When you begin your synthesis, this information may look like a bunch of random notes, flip charts, journal entries, videos, or photos. However, as you review and translate these records into something more useful, you will be able to see how change is progressing. Look for the direct results that arose from the knowledge exchange as well as what the exchange has influenced.
In many cases you will have to supplement the data you collected during an exchange with additional information to tell the full story.
Here are steps to help you synthesize your data:
- Write down the intermediate outcomes and associated indicators that you decided on in
- Collect and review any notes captured during implementation.
- Look for patterns or connections within the data and synthesize these. For example, similar reactions from participants to a particular activity or relating to a common idea could be synthesized by a word, phrase, or participant quote.
- Group data as contributions to intermediate outcomes. Refer to the indicators as evidence
that intermediate outcomes were achieved.
- Single out any indicators that provide a strong potential for, or evidence of, a broader effect on a change objective/institutional challenge (for example, a participant who said she would draft a new law to improve early childhood education).
- As you synthesize and group, look for gaps in results data. For example, perhaps you don’t know what participants plan to do differently after the exchange.
- Consider ways to fill information gaps. You may, for instance, interview the participants or ask them to share with you their post-event reports, key takeaways, or action plans.
Here is a great way to organize your results and identify unexpected outcomes.
|Write each intermediate outcome and associated indicator/s on a sticky note and place these on a wall in a horizontal line like headers in a table.
|Then transfer your data points to sticky notes of a different color (synthesize similar ideas into one note) and place them where you think they best fit.

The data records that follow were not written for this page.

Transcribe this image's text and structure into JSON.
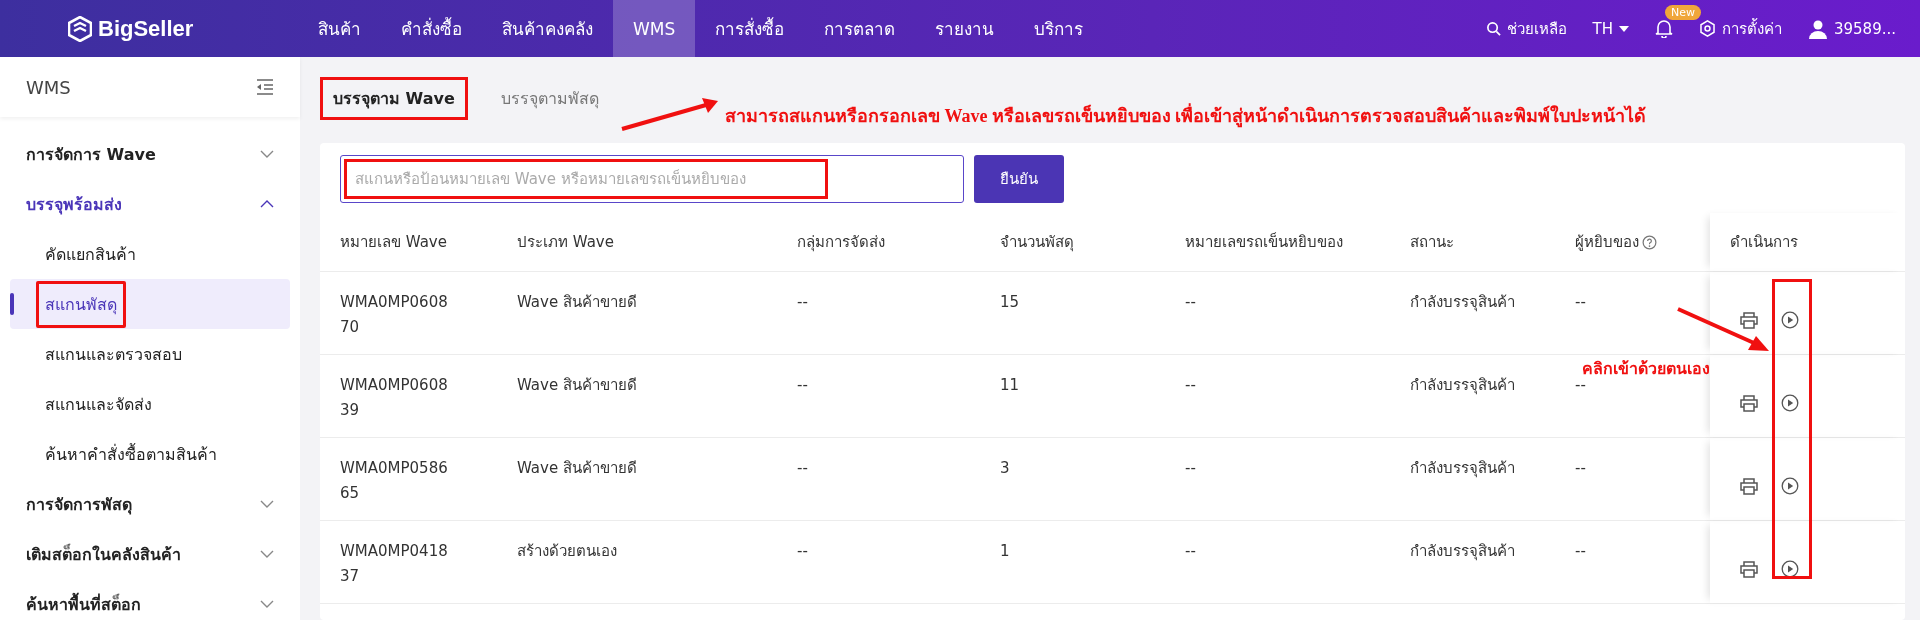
{
  "topbar": {
    "logo": "BigSeller",
    "nav": [
      {
        "label": "สินค้า",
        "selected": false
      },
      {
        "label": "คำสั่งซื้อ",
        "selected": false
      },
      {
        "label": "สินค้าคงคลัง",
        "selected": false
      },
      {
        "label": "WMS",
        "selected": true
      },
      {
        "label": "การสั่งซื้อ",
        "selected": false
      },
      {
        "label": "การตลาด",
        "selected": false
      },
      {
        "label": "รายงาน",
        "selected": false
      },
      {
        "label": "บริการ",
        "selected": false
      }
    ],
    "help": "ช่วยเหลือ",
    "language": "TH",
    "badge": "New",
    "settings": "การตั้งค่า",
    "user": "39589..."
  },
  "sidebar": {
    "title": "WMS",
    "items": [
      {
        "label": "การจัดการ Wave",
        "expanded": false
      },
      {
        "label": "บรรจุพร้อมส่ง",
        "expanded": true,
        "children": [
          {
            "label": "คัดแยกสินค้า",
            "selected": false,
            "highlighted": false
          },
          {
            "label": "สแกนพัสดุ",
            "selected": true,
            "highlighted": true
          },
          {
            "label": "สแกนและตรวจสอบ",
            "selected": false,
            "highlighted": false
          },
          {
            "label": "สแกนและจัดส่ง",
            "selected": false,
            "highlighted": false
          },
          {
            "label": "ค้นหาคำสั่งซื้อตามสินค้า",
            "selected": false,
            "highlighted": false
          }
        ]
      },
      {
        "label": "การจัดการพัสดุ",
        "expanded": false
      },
      {
        "label": "เติมสต็อกในคลังสินค้า",
        "expanded": false
      },
      {
        "label": "ค้นหาพื้นที่สต็อก",
        "expanded": false
      }
    ]
  },
  "tabs": [
    {
      "label": "บรรจุตาม Wave",
      "selected": true,
      "highlighted": true
    },
    {
      "label": "บรรจุตามพัสดุ",
      "selected": false,
      "highlighted": false
    }
  ],
  "search": {
    "placeholder": "สแกนหรือป้อนหมายเลข Wave หรือหมายเลขรถเข็นหยิบของ",
    "highlighted": true
  },
  "confirm_button": "ยืนยัน",
  "table": {
    "columns": [
      "หมายเลข Wave",
      "ประเภท Wave",
      "กลุ่มการจัดส่ง",
      "จำนวนพัสดุ",
      "หมายเลขรถเข็นหยิบของ",
      "สถานะ",
      "ผู้หยิบของ",
      "ดำเนินการ"
    ],
    "rows": [
      [
        "WMA0MP060870",
        "Wave สินค้าขายดี",
        "--",
        "15",
        "--",
        "กำลังบรรจุสินค้า",
        "--"
      ],
      [
        "WMA0MP060839",
        "Wave สินค้าขายดี",
        "--",
        "11",
        "--",
        "กำลังบรรจุสินค้า",
        "--"
      ],
      [
        "WMA0MP058665",
        "Wave สินค้าขายดี",
        "--",
        "3",
        "--",
        "กำลังบรรจุสินค้า",
        "--"
      ],
      [
        "WMA0MP041837",
        "สร้างด้วยตนเอง",
        "--",
        "1",
        "--",
        "กำลังบรรจุสินค้า",
        "--"
      ]
    ],
    "start_buttons_highlighted": true
  },
  "annotations": [
    "สามารถสแกนหรือกรอกเลข Wave หรือเลขรถเข็นหยิบของ เพื่อเข้าสู่หน้าดำเนินการตรวจสอบสินค้าและพิมพ์ใบปะหน้าได้",
    "คลิกเข้าด้วยตนเอง"
  ]
}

|Stand back and observe. Try different configurations. You’ll most likely see some data points don’t fit your expected outcomes. Separate these from the rest and see if you can come up with an appropriate heading.